It seems right that I can’t do anything, really, without relevance to my higher commitments. So, what does that mean for my future as a competitive runner? I guess we will see.
Final Pre-Race Thoughts
When I started competing in this sport, I was a 20-year-old college student, with vast amounts of free time, a limited number of commitments, and all of the energy that comes with being 20. Now I am a wife, a toddler mom, and a philosophy instructor, and I have a research agenda I am really invested in. My set of loves is different than when I started competing in this sport, and this changes the way I occupy the sport.
This weekend, I am competing at a race that, realistically, I am not prepared for — at least in the way I was eight years ago when this was my specialty event. But I am acting from loves, trying to keep them all in the right order, and seeing what kinds of performances I can produce in this new phase of life.
Final Post-Race Thoughts
[Editor’s Note: Sabrina competed at Desert Solstice and ran for just over nine hours to complete 68 miles or 274 laps.]
My day ended earlier than I hoped at Desert Solstice, but the miles I did were the highlight of my fall. I’m trending upward in strength, and that is exciting. If there is one takeaway for me, it is this: I still love ultrarunning, however absurd this sport is.

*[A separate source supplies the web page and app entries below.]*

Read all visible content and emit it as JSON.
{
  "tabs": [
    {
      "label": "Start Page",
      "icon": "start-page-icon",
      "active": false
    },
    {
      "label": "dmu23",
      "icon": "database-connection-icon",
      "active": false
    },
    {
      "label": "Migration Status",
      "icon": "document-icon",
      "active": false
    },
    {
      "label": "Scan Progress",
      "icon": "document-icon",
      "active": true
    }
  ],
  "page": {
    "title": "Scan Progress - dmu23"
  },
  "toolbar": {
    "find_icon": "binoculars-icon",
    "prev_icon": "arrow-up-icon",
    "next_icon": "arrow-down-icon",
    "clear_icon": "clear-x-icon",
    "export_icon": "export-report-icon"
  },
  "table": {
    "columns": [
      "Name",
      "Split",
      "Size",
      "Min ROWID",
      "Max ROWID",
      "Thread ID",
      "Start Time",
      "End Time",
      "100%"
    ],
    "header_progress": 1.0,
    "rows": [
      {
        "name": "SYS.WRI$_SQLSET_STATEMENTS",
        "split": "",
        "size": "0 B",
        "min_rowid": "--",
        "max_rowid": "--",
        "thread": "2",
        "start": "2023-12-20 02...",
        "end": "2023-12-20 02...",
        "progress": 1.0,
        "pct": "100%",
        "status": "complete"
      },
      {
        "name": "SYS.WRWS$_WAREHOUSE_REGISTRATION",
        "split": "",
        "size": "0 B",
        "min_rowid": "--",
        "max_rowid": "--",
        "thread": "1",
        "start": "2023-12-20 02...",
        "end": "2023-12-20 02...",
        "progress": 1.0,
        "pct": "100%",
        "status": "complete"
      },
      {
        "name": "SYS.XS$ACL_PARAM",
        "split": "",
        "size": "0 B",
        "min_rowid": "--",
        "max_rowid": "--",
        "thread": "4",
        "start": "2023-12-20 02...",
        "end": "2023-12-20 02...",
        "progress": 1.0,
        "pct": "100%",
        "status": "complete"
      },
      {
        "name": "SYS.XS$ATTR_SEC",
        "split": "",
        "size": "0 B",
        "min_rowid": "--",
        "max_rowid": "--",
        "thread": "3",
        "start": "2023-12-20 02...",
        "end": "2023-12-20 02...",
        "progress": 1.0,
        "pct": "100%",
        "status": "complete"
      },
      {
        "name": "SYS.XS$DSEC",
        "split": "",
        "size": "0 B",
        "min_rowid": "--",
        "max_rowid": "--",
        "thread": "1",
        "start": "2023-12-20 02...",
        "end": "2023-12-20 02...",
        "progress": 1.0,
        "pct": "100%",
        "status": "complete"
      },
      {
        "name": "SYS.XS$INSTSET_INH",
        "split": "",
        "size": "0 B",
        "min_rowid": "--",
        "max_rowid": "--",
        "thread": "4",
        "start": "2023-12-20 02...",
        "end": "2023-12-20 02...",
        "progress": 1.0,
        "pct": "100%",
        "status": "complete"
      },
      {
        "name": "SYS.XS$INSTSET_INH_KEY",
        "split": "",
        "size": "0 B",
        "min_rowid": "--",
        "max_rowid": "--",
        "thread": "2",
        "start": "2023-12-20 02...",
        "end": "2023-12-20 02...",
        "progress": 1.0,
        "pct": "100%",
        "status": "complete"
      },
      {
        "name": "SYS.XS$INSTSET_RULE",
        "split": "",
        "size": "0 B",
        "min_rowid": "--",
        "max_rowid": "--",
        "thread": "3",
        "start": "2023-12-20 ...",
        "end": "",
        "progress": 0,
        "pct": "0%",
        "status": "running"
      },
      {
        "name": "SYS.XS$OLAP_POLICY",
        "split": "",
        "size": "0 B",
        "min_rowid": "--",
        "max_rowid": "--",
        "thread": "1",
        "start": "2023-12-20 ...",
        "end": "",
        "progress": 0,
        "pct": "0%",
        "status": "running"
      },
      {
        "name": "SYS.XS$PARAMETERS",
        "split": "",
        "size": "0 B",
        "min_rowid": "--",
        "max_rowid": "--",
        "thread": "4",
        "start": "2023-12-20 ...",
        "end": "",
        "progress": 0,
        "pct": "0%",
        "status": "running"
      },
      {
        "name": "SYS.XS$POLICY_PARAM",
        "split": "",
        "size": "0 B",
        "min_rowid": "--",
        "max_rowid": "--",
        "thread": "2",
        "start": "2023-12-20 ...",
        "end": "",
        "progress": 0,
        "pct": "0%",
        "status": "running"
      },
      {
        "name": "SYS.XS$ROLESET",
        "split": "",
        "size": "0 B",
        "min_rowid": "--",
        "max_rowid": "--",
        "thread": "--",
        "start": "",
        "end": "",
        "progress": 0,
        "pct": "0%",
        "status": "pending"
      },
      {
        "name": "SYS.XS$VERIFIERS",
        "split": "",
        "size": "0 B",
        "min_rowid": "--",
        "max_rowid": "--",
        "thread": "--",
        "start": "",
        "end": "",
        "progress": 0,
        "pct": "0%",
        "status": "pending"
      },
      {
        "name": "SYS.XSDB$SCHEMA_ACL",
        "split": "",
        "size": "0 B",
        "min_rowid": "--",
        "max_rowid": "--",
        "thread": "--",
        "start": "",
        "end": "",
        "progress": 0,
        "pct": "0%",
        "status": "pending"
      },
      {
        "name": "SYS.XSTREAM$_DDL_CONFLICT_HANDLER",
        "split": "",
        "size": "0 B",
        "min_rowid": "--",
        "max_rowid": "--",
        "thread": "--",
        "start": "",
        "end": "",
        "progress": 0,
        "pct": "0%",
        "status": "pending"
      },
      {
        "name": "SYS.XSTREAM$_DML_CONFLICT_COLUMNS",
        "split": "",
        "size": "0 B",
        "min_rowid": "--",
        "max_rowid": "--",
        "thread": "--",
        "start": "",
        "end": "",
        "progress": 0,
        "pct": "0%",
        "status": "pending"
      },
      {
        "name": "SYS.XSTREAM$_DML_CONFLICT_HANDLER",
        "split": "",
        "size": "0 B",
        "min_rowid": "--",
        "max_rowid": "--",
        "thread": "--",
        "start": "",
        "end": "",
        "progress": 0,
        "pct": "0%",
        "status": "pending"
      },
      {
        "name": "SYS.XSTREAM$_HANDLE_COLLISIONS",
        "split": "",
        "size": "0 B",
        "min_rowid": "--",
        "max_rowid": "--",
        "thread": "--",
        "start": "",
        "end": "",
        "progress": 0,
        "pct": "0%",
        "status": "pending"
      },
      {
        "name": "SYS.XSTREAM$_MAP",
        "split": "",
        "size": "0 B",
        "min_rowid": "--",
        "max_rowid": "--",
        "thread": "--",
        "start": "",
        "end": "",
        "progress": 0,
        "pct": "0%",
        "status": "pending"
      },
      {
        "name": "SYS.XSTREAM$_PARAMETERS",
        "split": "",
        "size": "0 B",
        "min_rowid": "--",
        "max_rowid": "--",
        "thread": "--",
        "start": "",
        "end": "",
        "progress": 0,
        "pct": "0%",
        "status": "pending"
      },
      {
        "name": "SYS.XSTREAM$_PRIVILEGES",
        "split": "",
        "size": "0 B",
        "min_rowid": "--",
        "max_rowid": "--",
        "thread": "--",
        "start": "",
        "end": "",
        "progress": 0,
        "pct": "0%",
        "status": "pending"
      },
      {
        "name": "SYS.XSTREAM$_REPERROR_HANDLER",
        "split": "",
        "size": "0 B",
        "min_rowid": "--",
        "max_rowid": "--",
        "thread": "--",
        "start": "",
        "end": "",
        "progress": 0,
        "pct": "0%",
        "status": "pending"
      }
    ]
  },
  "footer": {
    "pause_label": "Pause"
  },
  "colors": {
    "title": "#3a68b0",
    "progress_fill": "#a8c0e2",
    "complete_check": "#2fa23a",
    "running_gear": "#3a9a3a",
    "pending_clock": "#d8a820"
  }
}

I still have big goals. My higher commitment is to my family, rather than to sport, but for now, I want to keep trying and see whether I can continue to improve, in a way that rightly prioritizes the people I love.
Call for Comments
- How do you order the different things in your life that you love, running included?
- Have you found that as your life changes, some things take precedence over others?
- Augustine (1996). De Doctrina Christiana, Ed. by J.E. Rotelle, Transl. by E. Hill. Hyde Park: New City Press, I.28, 118.
- Augustine (2003). De Civitate Dei, Ed. by G.R. Evans, Transl. by H. Bettenson. London: Penguin Books, 637.
- Kristján Kristjánsson (2020). Flourishing as the Aim of Education: An Aristotelian View. Routledge, 5.